"Global investors likely decided to unload risky assets as the status of the U.S.-China trade war has not changed," said Shoji Hirakawa, chief global strategist at Tokai Tokyo Research Institute, adding that rising global bond prices are spooking the market.
U.S. President Donald Trump said this week he was "not yet ready" to make a deal with China, although he expected one could be reached in the future. An expanding tariff battle between the two sides has raised concerns the trade war would lead to a global economic slowdown.
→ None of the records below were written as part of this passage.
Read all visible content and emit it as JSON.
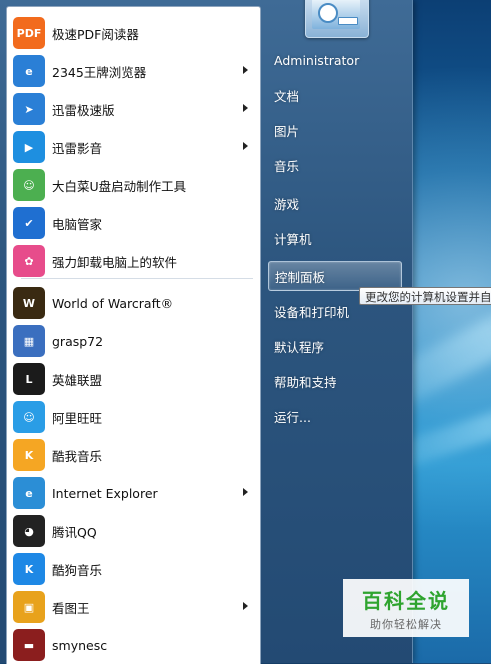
{
  "programs": [
    {
      "label": "极速PDF阅读器",
      "icon": "pdf-reader-icon",
      "color": "#f26b1d",
      "glyph": "PDF",
      "submenu": false
    },
    {
      "label": "2345王牌浏览器",
      "icon": "browser-2345-icon",
      "color": "#2a7fd6",
      "glyph": "e",
      "submenu": true
    },
    {
      "label": "迅雷极速版",
      "icon": "thunder-icon",
      "color": "#2a7fd6",
      "glyph": "➤",
      "submenu": true
    },
    {
      "label": "迅雷影音",
      "icon": "thunder-player-icon",
      "color": "#1e8fe0",
      "glyph": "▶",
      "submenu": true
    },
    {
      "label": "大白菜U盘启动制作工具",
      "icon": "cabbage-usb-icon",
      "color": "#4caf50",
      "glyph": "☺",
      "submenu": false
    },
    {
      "label": "电脑管家",
      "icon": "pc-manager-icon",
      "color": "#1f6fd1",
      "glyph": "✔",
      "submenu": false
    },
    {
      "label": "强力卸载电脑上的软件",
      "icon": "uninstall-icon",
      "color": "#e74c8b",
      "glyph": "✿",
      "submenu": false
    },
    {
      "label": "World of Warcraft®",
      "icon": "warcraft-icon",
      "color": "#3a2a12",
      "glyph": "W",
      "submenu": false
    },
    {
      "label": "grasp72",
      "icon": "grasp-icon",
      "color": "#3b6fbf",
      "glyph": "▦",
      "submenu": false
    },
    {
      "label": "英雄联盟",
      "icon": "league-of-legends-icon",
      "color": "#1b1b1b",
      "glyph": "L",
      "submenu": false
    },
    {
      "label": "阿里旺旺",
      "icon": "aliwangwang-icon",
      "color": "#2a9de6",
      "glyph": "☺",
      "submenu": false
    },
    {
      "label": "酷我音乐",
      "icon": "kuwo-music-icon",
      "color": "#f5a623",
      "glyph": "K",
      "submenu": false
    },
    {
      "label": "Internet Explorer",
      "icon": "internet-explorer-icon",
      "color": "#2b8ed6",
      "glyph": "e",
      "submenu": true
    },
    {
      "label": "腾讯QQ",
      "icon": "qq-penguin-icon",
      "color": "#222222",
      "glyph": "◕",
      "submenu": false
    },
    {
      "label": "酷狗音乐",
      "icon": "kugou-music-icon",
      "color": "#1e88e5",
      "glyph": "K",
      "submenu": false
    },
    {
      "label": "看图王",
      "icon": "image-viewer-icon",
      "color": "#e8a21c",
      "glyph": "▣",
      "submenu": true
    },
    {
      "label": "smynesc",
      "icon": "smynesc-icon",
      "color": "#8b1e1e",
      "glyph": "▬",
      "submenu": false
    }
  ],
  "right_items": [
    {
      "label": "Administrator",
      "active": false
    },
    {
      "label": "文档",
      "active": false
    },
    {
      "label": "图片",
      "active": false
    },
    {
      "label": "音乐",
      "active": false
    },
    {
      "label": "游戏",
      "active": false
    },
    {
      "label": "计算机",
      "active": false
    },
    {
      "label": "控制面板",
      "active": true
    },
    {
      "label": "设备和打印机",
      "active": false
    },
    {
      "label": "默认程序",
      "active": false
    },
    {
      "label": "帮助和支持",
      "active": false
    },
    {
      "label": "运行...",
      "active": false
    }
  ],
  "tooltip": "更改您的计算机设置并自",
  "watermark": {
    "title": "百科全说",
    "subtitle": "助你轻松解决"
  }
}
At the same time, he pressed Japan to reduce its trade imbalance with the United States.
Chip equipment makers Advantest Corp tumbled 4.2%, Tokyo Electron Ltd shed 2.7%, while silicon products maker Sumco Corp dropped 2.3%.
Banking and insurer stocks were sold after benchmark U.S. Treasury yields fell to their lowest levels since September 2017. Mitsubishi UFJ Financial Group fell 1.8%, Sumitomo Mitsui Financial Group declined 1.4% and Dai-ichi Life Holdings sank 2.7%.
On the positive side, Citizen Watch rose 0.6% after it said it will buy back up to 2.2% of its own shares worth 3 billion yen.
All but three of the Topix's 33 subsectors were in the red. Declining issues outnumbered advancing ones 1,449 to 592.
The broader Topix dropped 0.8% to 1,537.96. (Editing by Sam Holmes)